= Information shown =
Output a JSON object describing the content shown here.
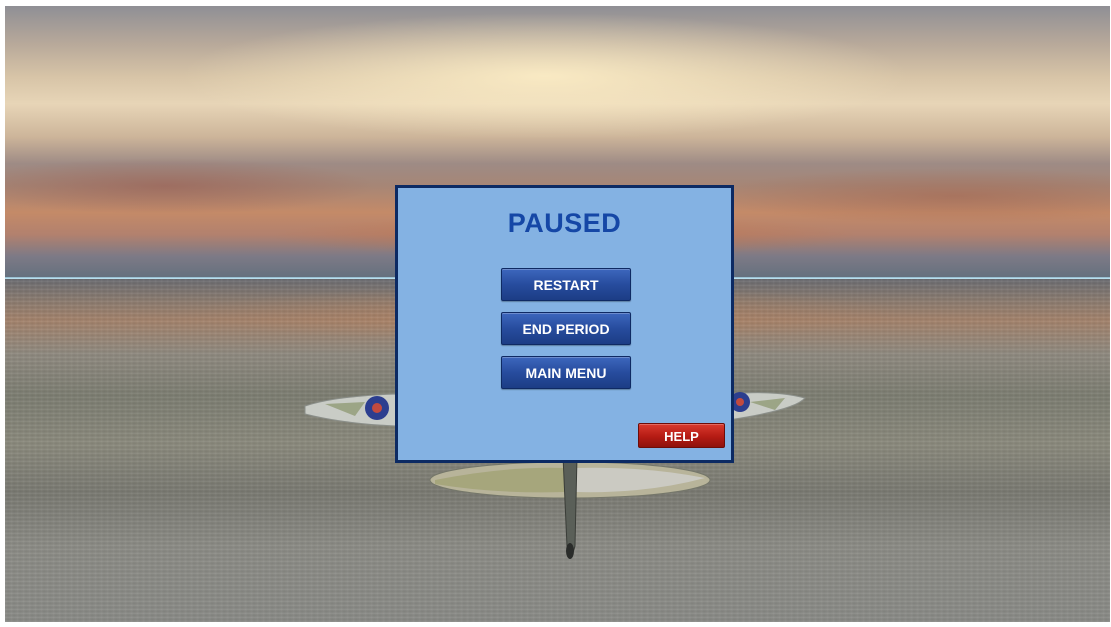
{
  "pause_menu": {
    "title": "PAUSED",
    "buttons": {
      "restart": "RESTART",
      "end_period": "END PERIOD",
      "main_menu": "MAIN MENU",
      "help": "HELP"
    }
  },
  "colors": {
    "panel_background": "#84b2e3",
    "panel_border": "#0c2a63",
    "title_text": "#1547a6",
    "menu_button": "#274c9e",
    "help_button": "#b51b14"
  },
  "scene": {
    "background": "sunset sky over sea",
    "aircraft": "propeller fighter plane, rear view, roundel markings"
  }
}
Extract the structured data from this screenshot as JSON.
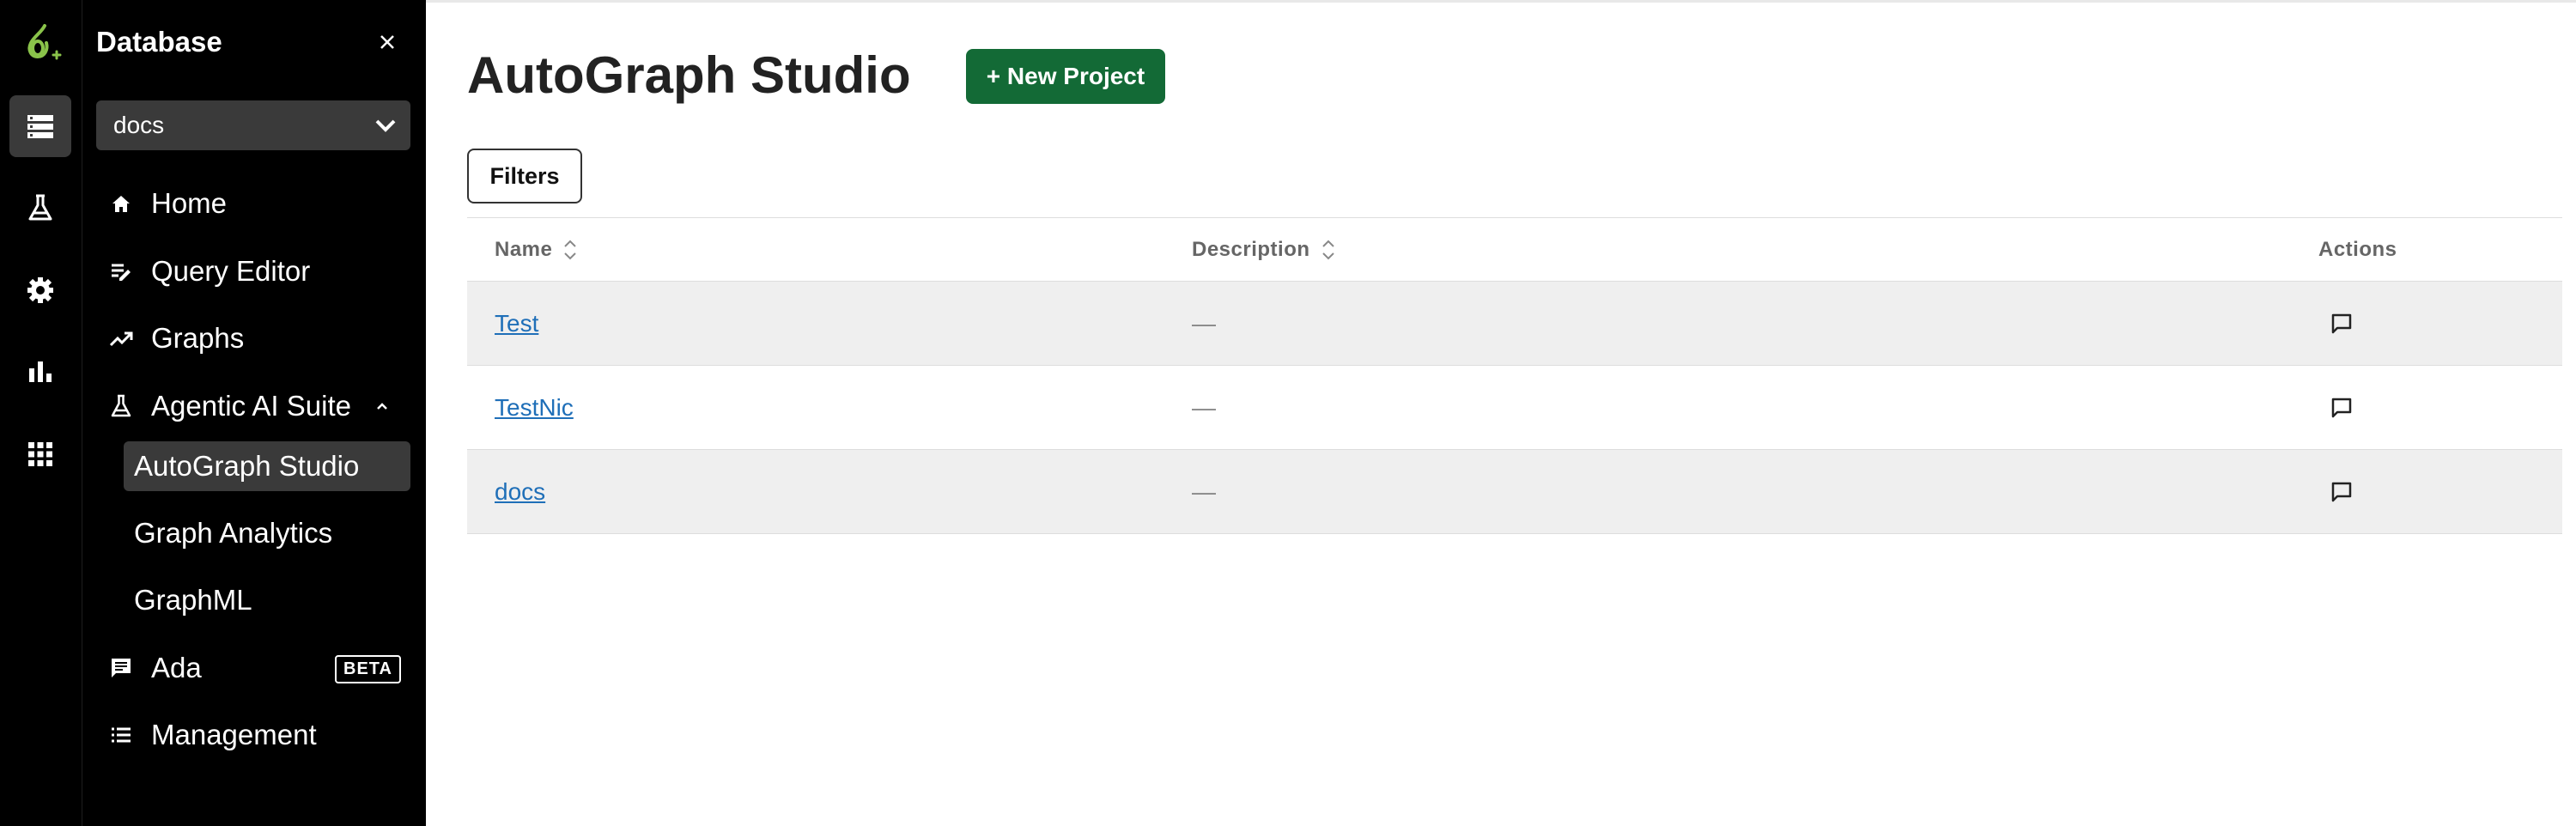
{
  "colors": {
    "sidebar_bg": "#000000",
    "active_bg": "#3a3a3a",
    "primary_button": "#136a36",
    "link": "#1f6fb8",
    "logo_accent": "#8ac34a"
  },
  "rail": {
    "items": [
      {
        "icon": "database-icon",
        "active": true
      },
      {
        "icon": "flask-icon",
        "active": false
      },
      {
        "icon": "gear-icon",
        "active": false
      },
      {
        "icon": "bar-chart-icon",
        "active": false
      },
      {
        "icon": "apps-grid-icon",
        "active": false
      }
    ]
  },
  "nav": {
    "title": "Database",
    "database_select": {
      "value": "docs"
    },
    "items": {
      "home": "Home",
      "query_editor": "Query Editor",
      "graphs": "Graphs",
      "agentic": "Agentic AI Suite",
      "autograph": "AutoGraph Studio",
      "graph_analytics": "Graph Analytics",
      "graphml": "GraphML",
      "ada": "Ada",
      "ada_badge": "BETA",
      "management": "Management"
    }
  },
  "main": {
    "title": "AutoGraph Studio",
    "new_project_label": "+ New Project",
    "filters_label": "Filters",
    "table": {
      "columns": {
        "name": "Name",
        "description": "Description",
        "actions": "Actions"
      },
      "rows": [
        {
          "name": "Test",
          "description": "—"
        },
        {
          "name": "TestNic",
          "description": "—"
        },
        {
          "name": "docs",
          "description": "—"
        }
      ]
    }
  }
}
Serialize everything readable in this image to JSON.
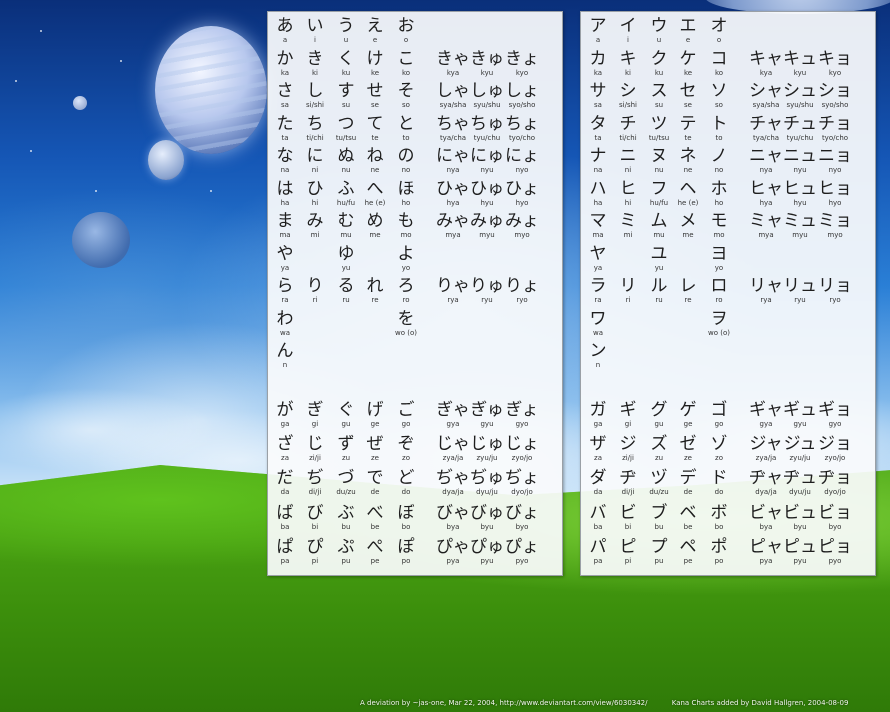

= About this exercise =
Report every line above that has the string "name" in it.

= Result for this exercise =
        "name": "Name",
          "name": "Test",
          "name": "TestNic",
          "name": "docs",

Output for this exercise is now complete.